SOURCE RECORDS:
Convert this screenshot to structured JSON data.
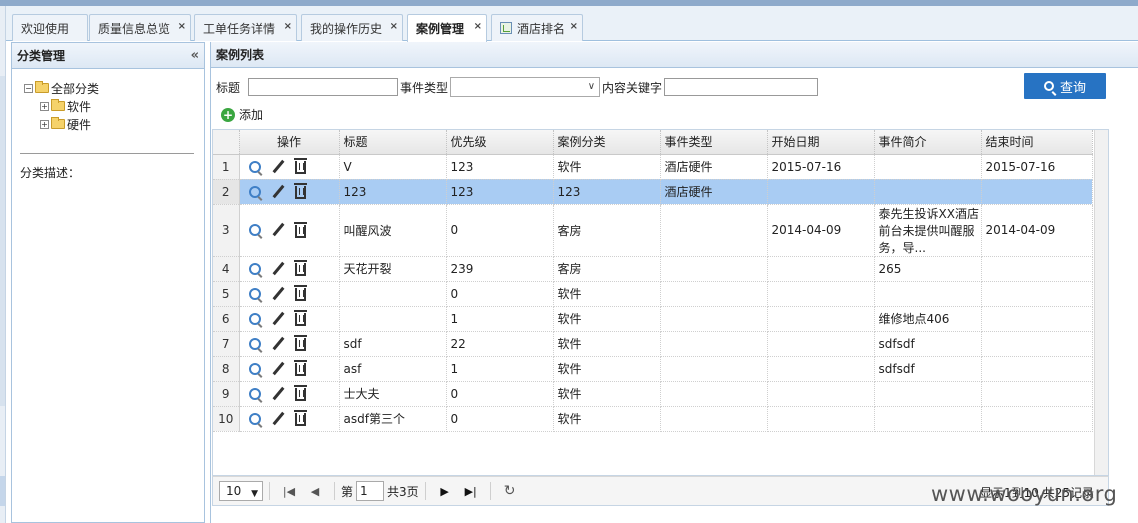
{
  "tabs": [
    {
      "label": "欢迎使用",
      "closable": false,
      "active": false
    },
    {
      "label": "质量信息总览",
      "closable": true,
      "active": false
    },
    {
      "label": "工单任务详情",
      "closable": true,
      "active": false
    },
    {
      "label": "我的操作历史",
      "closable": true,
      "active": false
    },
    {
      "label": "案例管理",
      "closable": true,
      "active": true
    },
    {
      "label": "酒店排名",
      "closable": true,
      "active": false,
      "icon": "table-icon"
    }
  ],
  "close_glyph": "×",
  "left_panel": {
    "title": "分类管理",
    "collapse_glyph": "«",
    "tree": {
      "root": "全部分类",
      "children": [
        "软件",
        "硬件"
      ]
    },
    "desc_label": "分类描述："
  },
  "main": {
    "title": "案例列表",
    "search": {
      "title_label": "标题",
      "title_value": "",
      "event_type_label": "事件类型",
      "event_type_value": "",
      "keyword_label": "内容关键字",
      "keyword_value": "",
      "query_button": "查询"
    },
    "add_label": "添加",
    "columns": [
      "操作",
      "标题",
      "优先级",
      "案例分类",
      "事件类型",
      "开始日期",
      "事件简介",
      "结束时间"
    ],
    "rows": [
      {
        "no": "1",
        "title": "V",
        "priority": "123",
        "category": "软件",
        "event_type": "酒店硬件",
        "start": "2015-07-16",
        "summary": "",
        "end": "2015-07-16",
        "selected": false
      },
      {
        "no": "2",
        "title": "123",
        "priority": "123",
        "category": "123",
        "event_type": "酒店硬件",
        "start": "",
        "summary": "",
        "end": "",
        "selected": true
      },
      {
        "no": "3",
        "title": "叫醒风波",
        "priority": "0",
        "category": "客房",
        "event_type": "",
        "start": "2014-04-09",
        "summary": "泰先生投诉XX酒店前台未提供叫醒服务，导...",
        "end": "2014-04-09",
        "selected": false
      },
      {
        "no": "4",
        "title": "天花开裂",
        "priority": "239",
        "category": "客房",
        "event_type": "",
        "start": "",
        "summary": "265",
        "end": "",
        "selected": false
      },
      {
        "no": "5",
        "title": "",
        "priority": "0",
        "category": "软件",
        "event_type": "",
        "start": "",
        "summary": "",
        "end": "",
        "selected": false
      },
      {
        "no": "6",
        "title": "",
        "priority": "1",
        "category": "软件",
        "event_type": "",
        "start": "",
        "summary": "维修地点406",
        "end": "",
        "selected": false
      },
      {
        "no": "7",
        "title": "sdf",
        "priority": "22",
        "category": "软件",
        "event_type": "",
        "start": "",
        "summary": "sdfsdf",
        "end": "",
        "selected": false
      },
      {
        "no": "8",
        "title": "asf",
        "priority": "1",
        "category": "软件",
        "event_type": "",
        "start": "",
        "summary": "sdfsdf",
        "end": "",
        "selected": false
      },
      {
        "no": "9",
        "title": "士大夫",
        "priority": "0",
        "category": "软件",
        "event_type": "",
        "start": "",
        "summary": "",
        "end": "",
        "selected": false
      },
      {
        "no": "10",
        "title": "asdf第三个",
        "priority": "0",
        "category": "软件",
        "event_type": "",
        "start": "",
        "summary": "",
        "end": "",
        "selected": false
      }
    ],
    "pager": {
      "page_size": "10",
      "page_prefix": "第",
      "page_value": "1",
      "page_suffix": "共3页",
      "info": "显示1到10,共25记录"
    }
  },
  "watermark": "www.wooyun.org",
  "colors": {
    "accent": "#2773c3",
    "selected_row": "#a9ccf3",
    "add_icon": "#3aa640"
  }
}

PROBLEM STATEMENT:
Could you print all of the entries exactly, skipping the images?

ANSWER SECTION:
Convert this screenshot to structured JSON data.
{
  "tabs": [
    {
      "label": "欢迎使用",
      "closable": false,
      "active": false
    },
    {
      "label": "质量信息总览",
      "closable": true,
      "active": false
    },
    {
      "label": "工单任务详情",
      "closable": true,
      "active": false
    },
    {
      "label": "我的操作历史",
      "closable": true,
      "active": false
    },
    {
      "label": "案例管理",
      "closable": true,
      "active": true
    },
    {
      "label": "酒店排名",
      "closable": true,
      "active": false,
      "icon": "table-icon"
    }
  ],
  "close_glyph": "×",
  "left_panel": {
    "title": "分类管理",
    "collapse_glyph": "«",
    "tree": {
      "root": "全部分类",
      "children": [
        "软件",
        "硬件"
      ]
    },
    "desc_label": "分类描述："
  },
  "main": {
    "title": "案例列表",
    "search": {
      "title_label": "标题",
      "title_value": "",
      "event_type_label": "事件类型",
      "event_type_value": "",
      "keyword_label": "内容关键字",
      "keyword_value": "",
      "query_button": "查询"
    },
    "add_label": "添加",
    "columns": [
      "操作",
      "标题",
      "优先级",
      "案例分类",
      "事件类型",
      "开始日期",
      "事件简介",
      "结束时间"
    ],
    "rows": [
      {
        "no": "1",
        "title": "V",
        "priority": "123",
        "category": "软件",
        "event_type": "酒店硬件",
        "start": "2015-07-16",
        "summary": "",
        "end": "2015-07-16",
        "selected": false
      },
      {
        "no": "2",
        "title": "123",
        "priority": "123",
        "category": "123",
        "event_type": "酒店硬件",
        "start": "",
        "summary": "",
        "end": "",
        "selected": true
      },
      {
        "no": "3",
        "title": "叫醒风波",
        "priority": "0",
        "category": "客房",
        "event_type": "",
        "start": "2014-04-09",
        "summary": "泰先生投诉XX酒店前台未提供叫醒服务，导...",
        "end": "2014-04-09",
        "selected": false
      },
      {
        "no": "4",
        "title": "天花开裂",
        "priority": "239",
        "category": "客房",
        "event_type": "",
        "start": "",
        "summary": "265",
        "end": "",
        "selected": false
      },
      {
        "no": "5",
        "title": "",
        "priority": "0",
        "category": "软件",
        "event_type": "",
        "start": "",
        "summary": "",
        "end": "",
        "selected": false
      },
      {
        "no": "6",
        "title": "",
        "priority": "1",
        "category": "软件",
        "event_type": "",
        "start": "",
        "summary": "维修地点406",
        "end": "",
        "selected": false
      },
      {
        "no": "7",
        "title": "sdf",
        "priority": "22",
        "category": "软件",
        "event_type": "",
        "start": "",
        "summary": "sdfsdf",
        "end": "",
        "selected": false
      },
      {
        "no": "8",
        "title": "asf",
        "priority": "1",
        "category": "软件",
        "event_type": "",
        "start": "",
        "summary": "sdfsdf",
        "end": "",
        "selected": false
      },
      {
        "no": "9",
        "title": "士大夫",
        "priority": "0",
        "category": "软件",
        "event_type": "",
        "start": "",
        "summary": "",
        "end": "",
        "selected": false
      },
      {
        "no": "10",
        "title": "asdf第三个",
        "priority": "0",
        "category": "软件",
        "event_type": "",
        "start": "",
        "summary": "",
        "end": "",
        "selected": false
      }
    ],
    "pager": {
      "page_size": "10",
      "page_prefix": "第",
      "page_value": "1",
      "page_suffix": "共3页",
      "info": "显示1到10,共25记录"
    }
  },
  "watermark": "www.wooyun.org",
  "colors": {
    "accent": "#2773c3",
    "selected_row": "#a9ccf3",
    "add_icon": "#3aa640"
  }
}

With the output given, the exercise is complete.